*** Record set ***
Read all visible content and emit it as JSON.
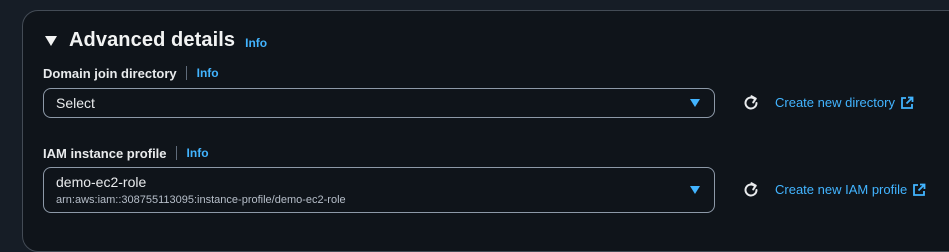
{
  "section": {
    "title": "Advanced details",
    "info_label": "Info"
  },
  "domain_join": {
    "label": "Domain join directory",
    "info_label": "Info",
    "selected_value": "Select",
    "create_link_label": "Create new directory"
  },
  "iam_profile": {
    "label": "IAM instance profile",
    "info_label": "Info",
    "selected_value": "demo-ec2-role",
    "selected_arn": "arn:aws:iam::308755113095:instance-profile/demo-ec2-role",
    "create_link_label": "Create new IAM profile"
  },
  "icons": {
    "caret": "caret-down-icon",
    "select_arrow": "dropdown-arrow-icon",
    "refresh": "refresh-icon",
    "external": "external-link-icon"
  },
  "colors": {
    "background": "#161d26",
    "panel": "#0f141a",
    "link": "#42b4ff",
    "text": "#e9ebed"
  }
}
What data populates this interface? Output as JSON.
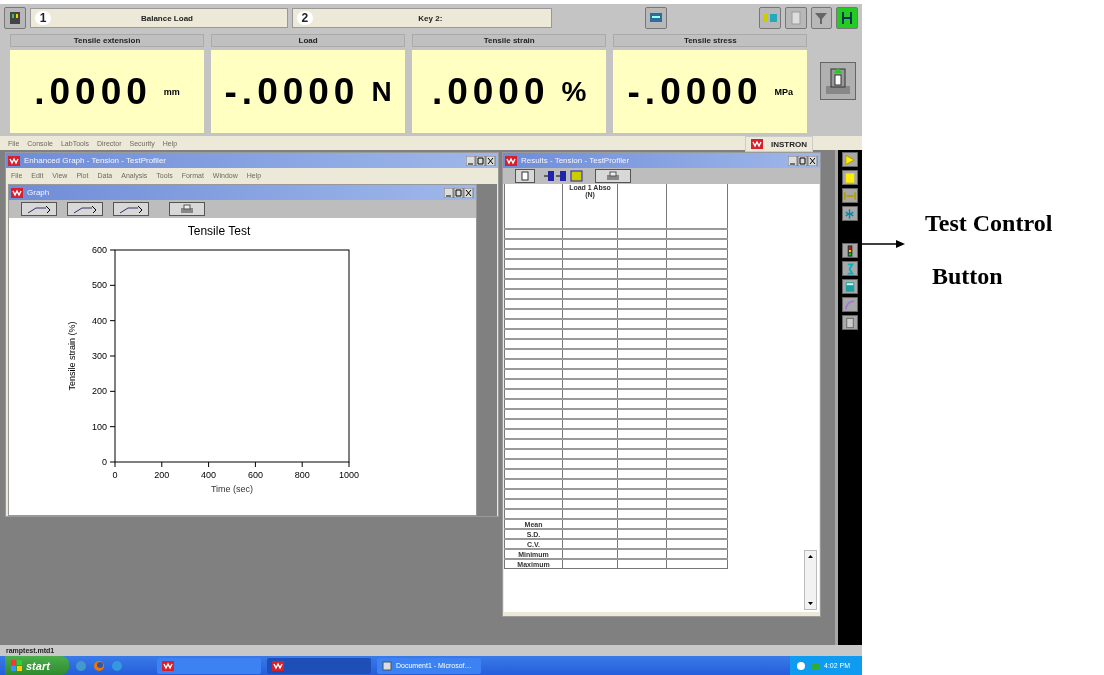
{
  "toolbar": {
    "keys": [
      {
        "number": "1",
        "label": "Balance Load"
      },
      {
        "number": "2",
        "label": "Key 2:"
      }
    ]
  },
  "meters": [
    {
      "label": "Tensile extension",
      "value": ".0000",
      "unit": "mm",
      "kind": "small"
    },
    {
      "label": "Load",
      "value": "-.0000",
      "unit": "N",
      "kind": "large"
    },
    {
      "label": "Tensile strain",
      "value": ".0000",
      "unit": "%",
      "kind": "large"
    },
    {
      "label": "Tensile stress",
      "value": "-.0000",
      "unit": "MPa",
      "kind": "small"
    }
  ],
  "menu_bar": [
    "File",
    "Console",
    "LabTools",
    "Director",
    "Security",
    "Help"
  ],
  "brand": "INSTRON",
  "graph_window": {
    "title": "Enhanced Graph - Tension - TestProfiler",
    "menu": [
      "File",
      "Edit",
      "View",
      "Plot",
      "Data",
      "Analysis",
      "Tools",
      "Format",
      "Window",
      "Help"
    ],
    "graph": {
      "title": "Graph",
      "chart_data": {
        "type": "line",
        "title": "Tensile Test",
        "xlabel": "Time (sec)",
        "ylabel": "Tensile strain (%)",
        "xlim": [
          0,
          1000
        ],
        "ylim": [
          0,
          600
        ],
        "xticks": [
          0,
          200,
          400,
          600,
          800,
          1000
        ],
        "yticks": [
          0,
          100,
          200,
          300,
          400,
          500,
          600
        ]
      }
    }
  },
  "results_window": {
    "title": "Results - Tension - TestProfiler",
    "columns": [
      {
        "title": "Load 1 Abso",
        "unit": "(N)"
      }
    ],
    "statistics": [
      "Mean",
      "S.D.",
      "C.V.",
      "Minimum",
      "Maximum"
    ]
  },
  "status_bar": {
    "text": "ramptest.mtd1"
  },
  "taskbar": {
    "start": "start",
    "tasks": [
      {
        "kind": "app",
        "selected": false
      },
      {
        "kind": "app",
        "selected": true
      },
      {
        "kind": "document",
        "label": "Document1 - Microsof…",
        "selected": false
      }
    ],
    "clock": "4:02 PM"
  },
  "annotation": {
    "lines": [
      "Test Control",
      "Button"
    ]
  }
}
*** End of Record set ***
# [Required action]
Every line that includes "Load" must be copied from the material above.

# [Answer to the problem]
        "label": "Balance Load"
      "label": "Load",
        "title": "Load 1 Abso",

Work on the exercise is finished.